- _What to work on_:
The lines from the one containing "Extract the structured" through the final line of the listing below are what the answer must repeat, exactly and only, leaving pictures out.

- _Input material_:
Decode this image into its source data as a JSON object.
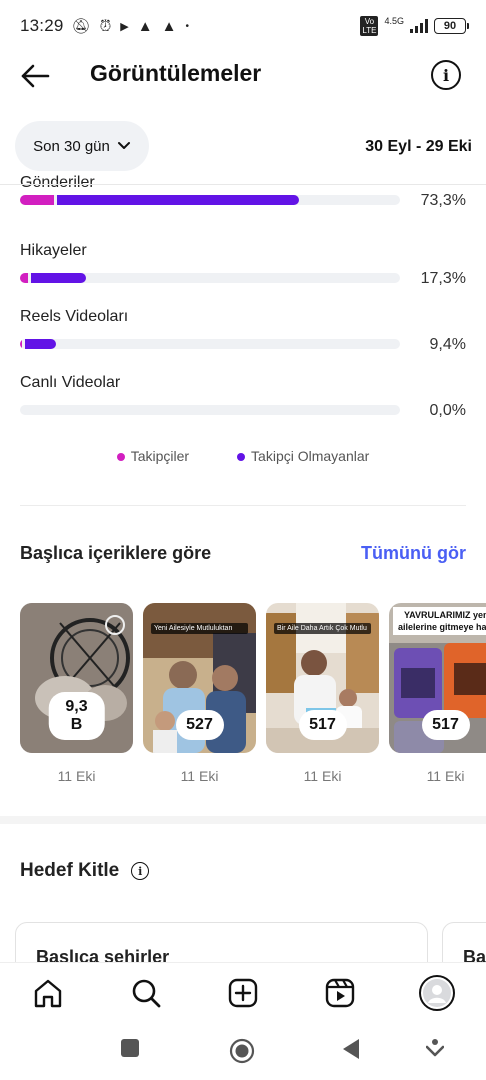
{
  "status_bar": {
    "time": "13:29",
    "network": "4.5G",
    "battery": "90"
  },
  "header": {
    "title": "Görüntülemeler"
  },
  "filter": {
    "period_label": "Son 30 gün",
    "date_range": "30 Eyl - 29 Eki"
  },
  "breakdown": {
    "rows": [
      {
        "label": "Gönderiler",
        "percent_text": "73,3%",
        "followers_pct": 9,
        "non_followers_pct": 64.3
      },
      {
        "label": "Hikayeler",
        "percent_text": "17,3%",
        "followers_pct": 2,
        "non_followers_pct": 15.3
      },
      {
        "label": "Reels Videoları",
        "percent_text": "9,4%",
        "followers_pct": 0.5,
        "non_followers_pct": 8.9
      },
      {
        "label": "Canlı Videolar",
        "percent_text": "0,0%",
        "followers_pct": 0,
        "non_followers_pct": 0
      }
    ],
    "legend": {
      "followers": "Takipçiler",
      "non_followers": "Takipçi Olmayanlar"
    },
    "colors": {
      "followers": "#d21fc0",
      "non_followers": "#6213e6",
      "track": "#eff1f4"
    }
  },
  "top_content": {
    "title": "Başlıca içeriklere göre",
    "see_all": "Tümünü gör",
    "items": [
      {
        "count": "9,3 B",
        "date": "11 Eki",
        "caption": ""
      },
      {
        "count": "527",
        "date": "11 Eki",
        "caption": "Yeni Ailesiyle Mutluluktan"
      },
      {
        "count": "517",
        "date": "11 Eki",
        "caption": "Bir Aile Daha Artık Çok Mutlu"
      },
      {
        "count": "517",
        "date": "11 Eki",
        "caption": "YAVRULARIMIZ yeni ailelerine gitmeye hazır"
      }
    ]
  },
  "audience": {
    "title": "Hedef Kitle",
    "card_title": "Başlıca şehirler",
    "card2_title": "Ba"
  }
}
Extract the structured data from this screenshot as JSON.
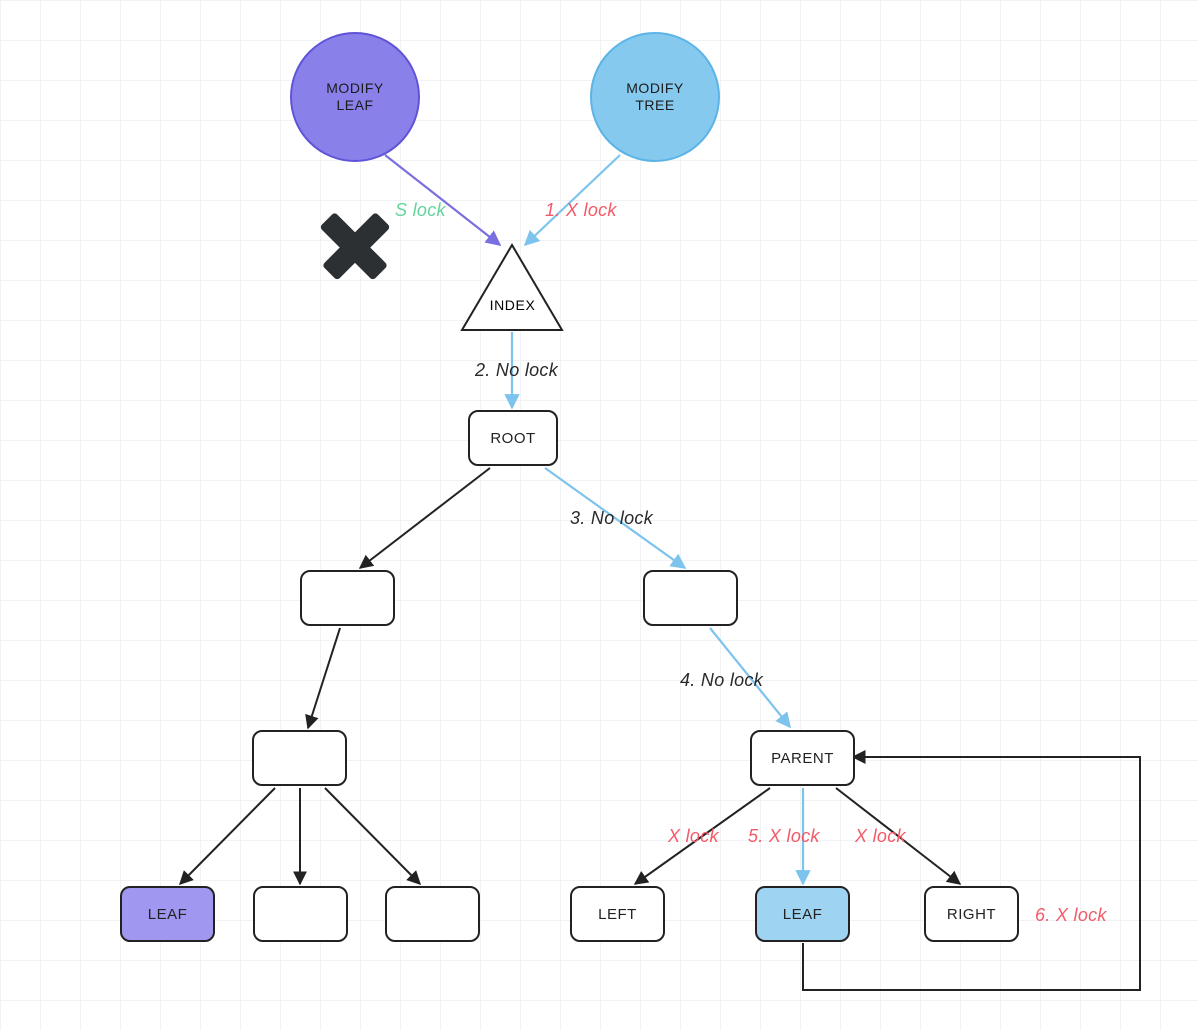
{
  "colors": {
    "purple_fill": "#8a80ea",
    "purple_stroke": "#5f54d8",
    "blue_fill": "#86c9ef",
    "blue_stroke": "#5bb3e6",
    "leaf_purple": "#9f97f0",
    "leaf_blue": "#9ed3f2",
    "edge_black": "#222222",
    "edge_blue": "#7cc3ed",
    "edge_purple": "#7a6fe0",
    "label_red": "#f25a68",
    "label_green": "#64d49a"
  },
  "nodes": {
    "modify_leaf": "MODIFY\nLEAF",
    "modify_tree": "MODIFY\nTREE",
    "index": "INDEX",
    "root": "ROOT",
    "parent": "PARENT",
    "left": "LEFT",
    "leaf_left": "LEAF",
    "leaf_right": "LEAF",
    "right": "RIGHT"
  },
  "labels": {
    "s_lock": "S lock",
    "x_lock_1": "1. X lock",
    "no_lock_2": "2. No lock",
    "no_lock_3": "3. No lock",
    "no_lock_4": "4. No lock",
    "x_lock_left": "X lock",
    "x_lock_5": "5. X lock",
    "x_lock_right": "X lock",
    "x_lock_6": "6. X lock"
  }
}
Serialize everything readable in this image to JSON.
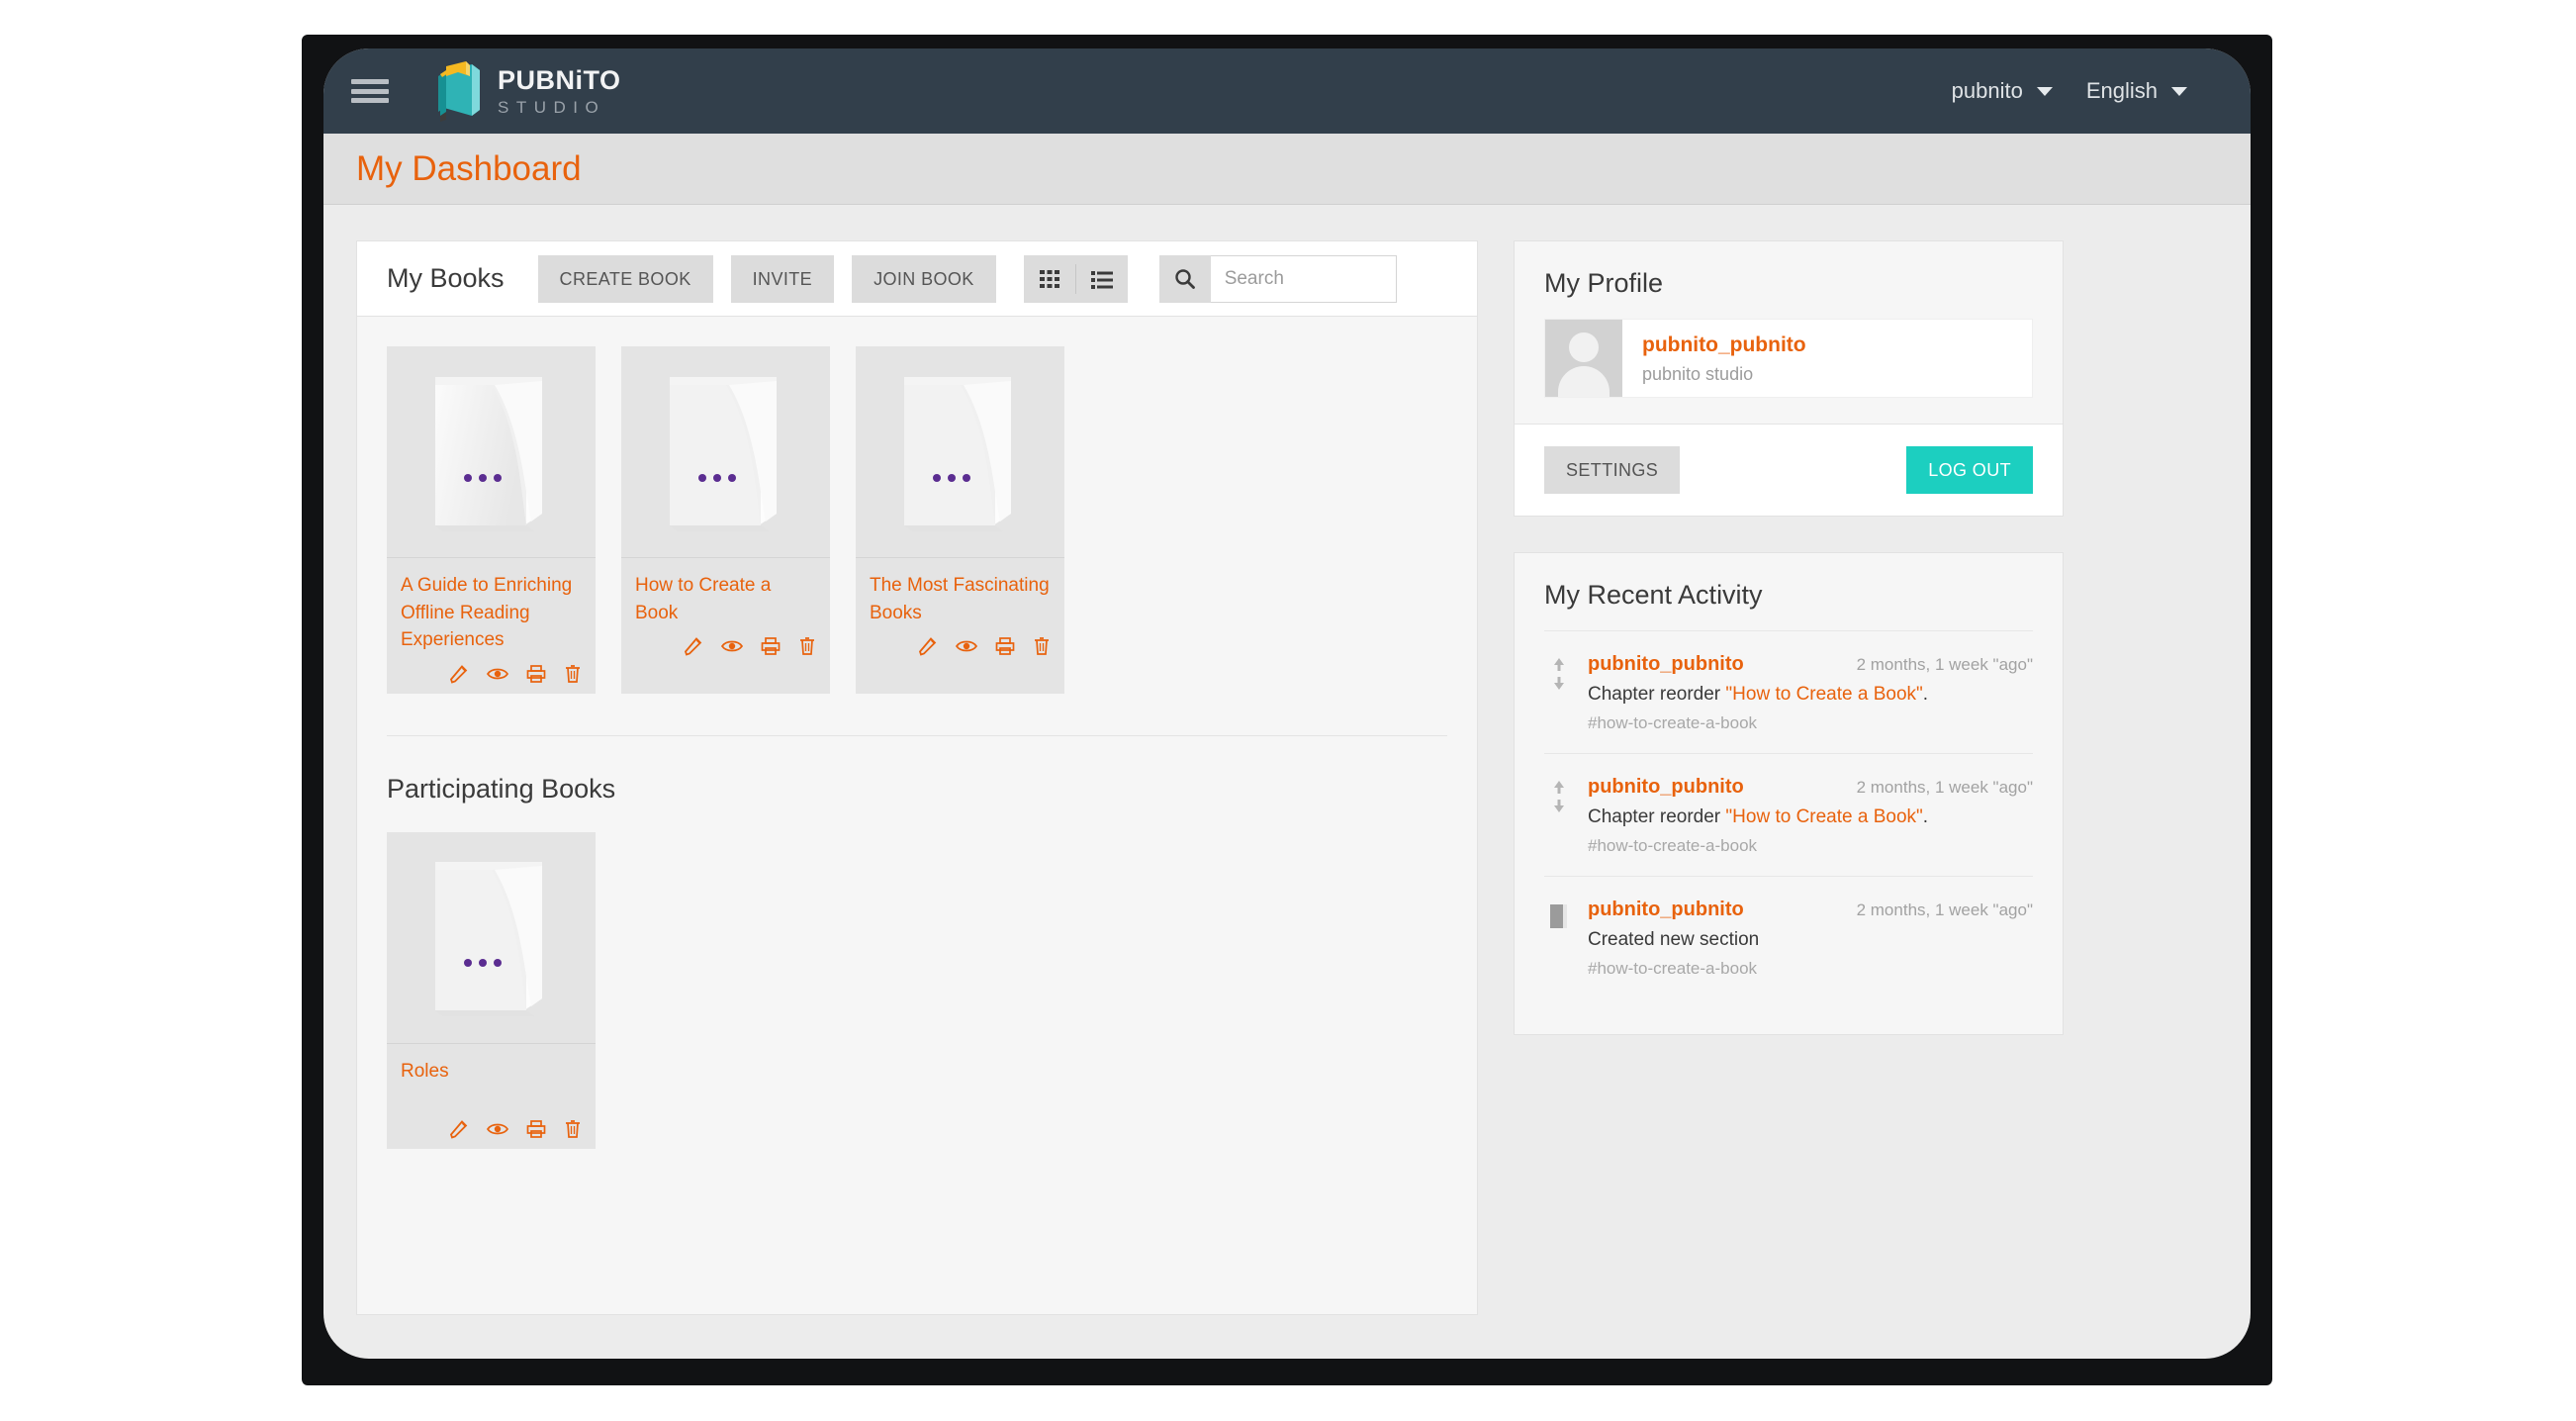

- _Solved exercise_:
Extract the structured data from this screenshot as JSON.
{
  "colors": {
    "purple_fill": "#8a80ea",
    "purple_stroke": "#5f54d8",
    "blue_fill": "#86c9ef",
    "blue_stroke": "#5bb3e6",
    "leaf_purple": "#9f97f0",
    "leaf_blue": "#9ed3f2",
    "edge_black": "#222222",
    "edge_blue": "#7cc3ed",
    "edge_purple": "#7a6fe0",
    "label_red": "#f25a68",
    "label_green": "#64d49a"
  },
  "nodes": {
    "modify_leaf": "MODIFY\nLEAF",
    "modify_tree": "MODIFY\nTREE",
    "index": "INDEX",
    "root": "ROOT",
    "parent": "PARENT",
    "left": "LEFT",
    "leaf_left": "LEAF",
    "leaf_right": "LEAF",
    "right": "RIGHT"
  },
  "labels": {
    "s_lock": "S lock",
    "x_lock_1": "1. X lock",
    "no_lock_2": "2. No lock",
    "no_lock_3": "3. No lock",
    "no_lock_4": "4. No lock",
    "x_lock_left": "X lock",
    "x_lock_5": "5. X lock",
    "x_lock_right": "X lock",
    "x_lock_6": "6. X lock"
  }
}
Serialize everything readable in this image to JSON.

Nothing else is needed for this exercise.